Last week, Sam Bankman-Fried was the king of crypto. Now he’s a supervillain. FTX Trading — the young, shorts-wearing exec’s cryptocurrency exchange company, once backed by Larry David and Tom Brady — collapsed in the span of a week. On Friday, they filmed for bankruptcy, leaving millions of people and companies short of funds they may never see again. Details continue to pour in, many of them bizarre. Now, to make things even more surreal, Bankman-Fried has been sending unhinged DMs to reporters.
Vox reporter Kelsey Piper revealed that on Tuesday night she spent an hour chatting on Twitter with Bankman-Fried, who’s mostly spent his infamy sleeping and playing video games, and may or may not be on the run. She asked hard questions; she got weirdly, distressingly honest-seeming answers. For one thing, his previous public stance as an agent of do-goodery who’s even open to the crypto world being regulated? Partly a façade.
“f*ck regulators,” Bankman-Fried told Piper. “they don’t protect customers at all.” He’s not against regulation per se, but he claims that regulators, at least the ones running the show nowadays, “can’t do it” because they “can’t distinguish between god and bad.”
So is that why he may have done some supremely shady things, such as allegedly gamble with — and lose — billions of other people’s money?
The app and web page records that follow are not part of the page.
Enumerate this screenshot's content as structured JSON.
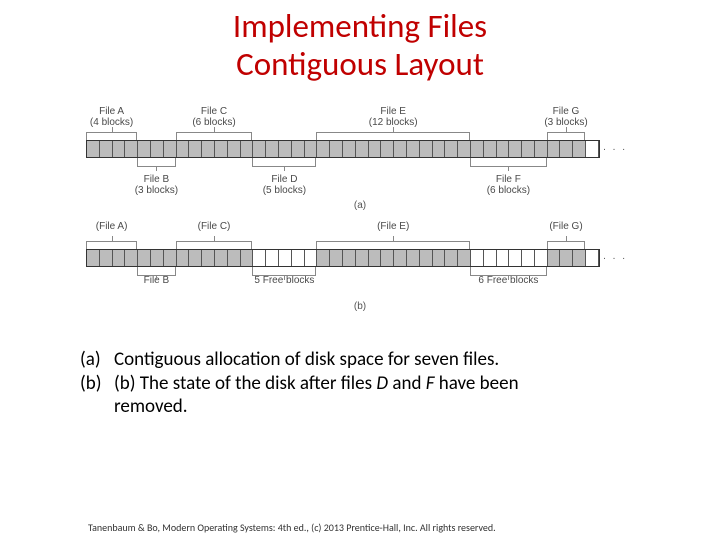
{
  "title_line1": "Implementing Files",
  "title_line2": "Contiguous Layout",
  "fig": {
    "a": {
      "top": [
        {
          "name": "File A",
          "sub": "(4 blocks)",
          "start": 0,
          "len": 4
        },
        {
          "name": "File C",
          "sub": "(6 blocks)",
          "start": 7,
          "len": 6
        },
        {
          "name": "File E",
          "sub": "(12 blocks)",
          "start": 18,
          "len": 12
        },
        {
          "name": "File G",
          "sub": "(3 blocks)",
          "start": 36,
          "len": 3
        }
      ],
      "bot": [
        {
          "name": "File B",
          "sub": "(3 blocks)",
          "start": 4,
          "len": 3
        },
        {
          "name": "File D",
          "sub": "(5 blocks)",
          "start": 13,
          "len": 5
        },
        {
          "name": "File F",
          "sub": "(6 blocks)",
          "start": 30,
          "len": 6
        }
      ],
      "cap": "(a)",
      "blocks": [
        {
          "len": 4,
          "used": true
        },
        {
          "len": 3,
          "used": true
        },
        {
          "len": 6,
          "used": true
        },
        {
          "len": 5,
          "used": true
        },
        {
          "len": 12,
          "used": true
        },
        {
          "len": 6,
          "used": true
        },
        {
          "len": 3,
          "used": true
        },
        {
          "len": 1,
          "used": false
        }
      ]
    },
    "b": {
      "top": [
        {
          "name": "(File A)",
          "sub": "",
          "start": 0,
          "len": 4
        },
        {
          "name": "(File C)",
          "sub": "",
          "start": 7,
          "len": 6
        },
        {
          "name": "(File E)",
          "sub": "",
          "start": 18,
          "len": 12
        },
        {
          "name": "(File G)",
          "sub": "",
          "start": 36,
          "len": 3
        }
      ],
      "bot": [
        {
          "name": "File B",
          "sub": "",
          "start": 4,
          "len": 3
        },
        {
          "name": "5 Free blocks",
          "sub": "",
          "start": 13,
          "len": 5
        },
        {
          "name": "6 Free blocks",
          "sub": "",
          "start": 30,
          "len": 6
        }
      ],
      "cap": "(b)",
      "blocks": [
        {
          "len": 4,
          "used": true
        },
        {
          "len": 3,
          "used": true
        },
        {
          "len": 6,
          "used": true
        },
        {
          "len": 5,
          "used": false
        },
        {
          "len": 12,
          "used": true
        },
        {
          "len": 6,
          "used": false
        },
        {
          "len": 3,
          "used": true
        },
        {
          "len": 1,
          "used": false
        }
      ]
    },
    "ellipsis": ". . ."
  },
  "caption_a_tag": "(a)",
  "caption_a": "Contiguous allocation of disk space for seven files.",
  "caption_b_tag": "(b)",
  "caption_b_1": "(b) The state of the disk after files ",
  "caption_b_D": "D",
  "caption_b_2": " and ",
  "caption_b_F": "F",
  "caption_b_3": " have been",
  "caption_b_4": "removed.",
  "footer": "Tanenbaum & Bo, Modern Operating Systems: 4th ed., (c) 2013 Prentice-Hall, Inc. All rights reserved."
}
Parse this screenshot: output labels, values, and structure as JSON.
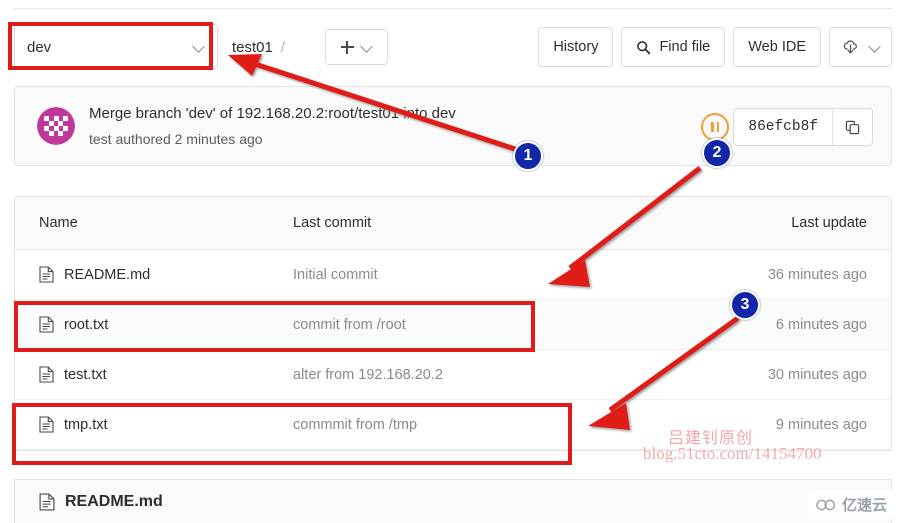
{
  "toolbar": {
    "branch": {
      "value": "dev",
      "icon": "chevron-down-icon"
    },
    "breadcrumb": {
      "repo": "test01",
      "separator": "/"
    },
    "add_button": {
      "label": "+",
      "icon": "plus-icon"
    },
    "buttons": [
      {
        "label": "History",
        "icon": null
      },
      {
        "label": "Find file",
        "icon": "search-icon"
      },
      {
        "label": "Web IDE",
        "icon": null
      }
    ],
    "download_button": {
      "icon": "download-cloud-icon",
      "chevron": "chevron-down-icon"
    }
  },
  "commit": {
    "message": "Merge branch 'dev' of 192.168.20.2:root/test01 into dev",
    "meta": "test authored 2 minutes ago",
    "author": "test",
    "sha": "86efcb8f",
    "copy_icon": "copy-icon",
    "pipeline_status": "pending",
    "avatar": "identicon-avatar"
  },
  "file_table": {
    "columns": {
      "name": "Name",
      "last_commit": "Last commit",
      "last_update": "Last update"
    },
    "rows": [
      {
        "name": "README.md",
        "icon": "file-icon",
        "last_commit": "Initial commit",
        "last_update": "36 minutes ago"
      },
      {
        "name": "root.txt",
        "icon": "file-icon",
        "last_commit": "commit from /root",
        "last_update": "6 minutes ago"
      },
      {
        "name": "test.txt",
        "icon": "file-icon",
        "last_commit": "alter from 192.168.20.2",
        "last_update": "30 minutes ago"
      },
      {
        "name": "tmp.txt",
        "icon": "file-icon",
        "last_commit": "commmit from /tmp",
        "last_update": "9 minutes ago"
      }
    ]
  },
  "readme_footer": {
    "title": "README.md",
    "icon": "file-icon"
  },
  "annotations": {
    "markers": [
      {
        "label": "1"
      },
      {
        "label": "2"
      },
      {
        "label": "3"
      }
    ],
    "box_color": "#e01b19",
    "marker_color": "#1226a8"
  },
  "watermark": {
    "chinese": "吕建钊原创",
    "url": "blog.51cto.com/14154700",
    "brand": "亿速云",
    "color": "#f4a9ae"
  }
}
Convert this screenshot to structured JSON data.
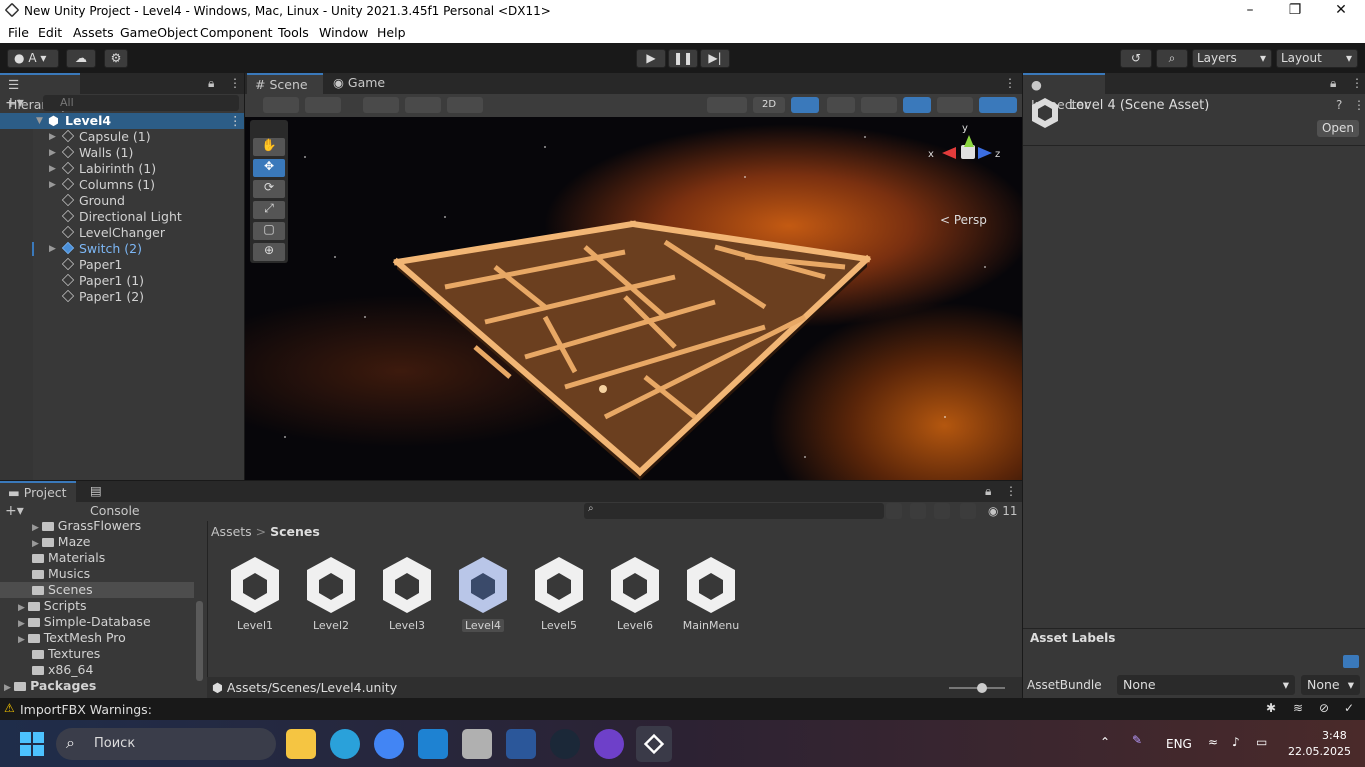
{
  "window": {
    "title": "New Unity Project - Level4 - Windows, Mac, Linux - Unity 2021.3.45f1 Personal <DX11>"
  },
  "menu": [
    "File",
    "Edit",
    "Assets",
    "GameObject",
    "Component",
    "Tools",
    "Window",
    "Help"
  ],
  "toolbar": {
    "account": "A",
    "layers": "Layers",
    "layout": "Layout"
  },
  "hierarchy": {
    "tab": "Hierarchy",
    "search_placeholder": "All",
    "scene": "Level4",
    "items": [
      "Capsule (1)",
      "Walls (1)",
      "Labirinth (1)",
      "Columns (1)",
      "Ground",
      "Directional Light",
      "LevelChanger",
      "Switch (2)",
      "Paper1",
      "Paper1 (1)",
      "Paper1 (2)"
    ]
  },
  "scene_view": {
    "tabs": [
      "Scene",
      "Game"
    ],
    "mode_2d": "2D",
    "persp": "< Persp",
    "gizmo": {
      "y": "y",
      "x": "x",
      "z": "z"
    }
  },
  "inspector": {
    "tab": "Inspector",
    "title": "Level 4 (Scene Asset)",
    "open": "Open",
    "asset_labels": "Asset Labels",
    "assetbundle_label": "AssetBundle",
    "assetbundle_value": "None",
    "variant_value": "None"
  },
  "project": {
    "tabs": [
      "Project",
      "Console"
    ],
    "tree": [
      "GrassFlowers",
      "Maze",
      "Materials",
      "Musics",
      "Scenes",
      "Scripts",
      "Simple-Database",
      "TextMesh Pro",
      "Textures",
      "x86_64",
      "Packages"
    ],
    "breadcrumb": [
      "Assets",
      "Scenes"
    ],
    "assets": [
      "Level1",
      "Level2",
      "Level3",
      "Level4",
      "Level5",
      "Level6",
      "MainMenu"
    ],
    "selected_path": "Assets/Scenes/Level4.unity",
    "hidden_count": "11"
  },
  "status": {
    "warning": "ImportFBX Warnings:"
  },
  "taskbar": {
    "search": "Поиск",
    "lang": "ENG",
    "time": "3:48",
    "date": "22.05.2025"
  },
  "colors": {
    "accent": "#3a79bb",
    "selection": "#2c5d87",
    "switch_text": "#7db7f5"
  }
}
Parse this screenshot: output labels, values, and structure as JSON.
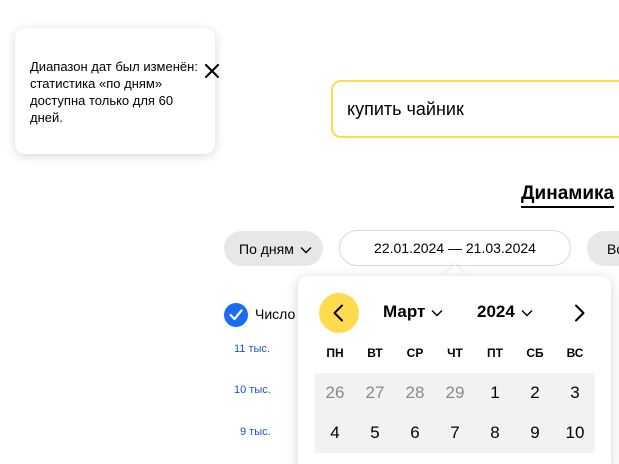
{
  "toast": {
    "text": "Диапазон дат был изменён: статистика «по дням» доступна только для 60 дней.",
    "close_icon": "close-icon"
  },
  "search": {
    "value": "купить чайник"
  },
  "heading": "Динамика",
  "filters": {
    "period": "По дням",
    "date_range": "22.01.2024 — 21.03.2024",
    "devices": "Во"
  },
  "legend": {
    "label": "Число",
    "checked": true,
    "color": "#1a6cf5"
  },
  "yaxis": {
    "ticks": [
      "11 тыс.",
      "10 тыс.",
      "9 тыс."
    ]
  },
  "calendar": {
    "month": "Март",
    "year": "2024",
    "weekdays": [
      "ПН",
      "ВТ",
      "СР",
      "ЧТ",
      "ПТ",
      "СБ",
      "ВС"
    ],
    "rows": [
      [
        "26",
        "27",
        "28",
        "29",
        "1",
        "2",
        "3"
      ],
      [
        "4",
        "5",
        "6",
        "7",
        "8",
        "9",
        "10"
      ]
    ],
    "outside_month": [
      [
        true,
        true,
        true,
        true,
        false,
        false,
        false
      ],
      [
        false,
        false,
        false,
        false,
        false,
        false,
        false
      ]
    ],
    "prev_icon": "chevron-left-icon",
    "next_icon": "chevron-right-icon"
  },
  "colors": {
    "accent_yellow": "#ffdb4d",
    "link_blue": "#1a4fd6",
    "checkbox_blue": "#1a6cf5",
    "chip_grey": "#e7e7e7",
    "cell_grey": "#f2f2f2"
  }
}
It’s not clear. He told Piper, “I didn’t want to do sketchy stuff” and that he “didn’t mean to,” adding that “each individual decision seemed fine and I didn’t realize how big their sum was until the end.”
Piper spoke with Bankman-Fried over the summer, long before the collapse of his company and reputation. When reading back some of the altruistic beliefs he shared — like how one should never do “unethical s*it,” he replied, “heh,” laughing off “all that dumb s*it I said,” which he revealed was “not true, not really.” He even agreed that the “ethics stuff” was mostly a “front.”
Bankman-Fried was also pressed about one of the wilder parts of the FTX collapse: that they had transferred billions to a sister company, Alameda Research. He said that their promise that they would never invest their deposits was “factually accurate,” but only, it seems, because it was Alameda that had done it. He admitted he “thought Alameda had enough collateral to reasonable [sic] cover it.” Turned out he was wrong, to which he said, “life creeps up on you.”
Oh, and that missing billion or so dollars that can’t be accounted for? Bankman-Fried blames it on the hack that hit the company last weekend.
Bankman-Fried eventually admits he “f*cked up,” “big,” “multiple times.” But his biggest regret wasn’t that he lost billions. It was that he filed for Chapter 11, thus losing control of the company, which he swears he could right if he had the chance. As of now, he has “2 weeks to raise $2b.” Surely that will be difficult, if not impossible, given that his name — and possibly his entire future — is in the toilet. To that, he can only point out that “a month ago I was one of the greatest fundraisers.”
You can read the full article — and see many of his DMs — over at Vox.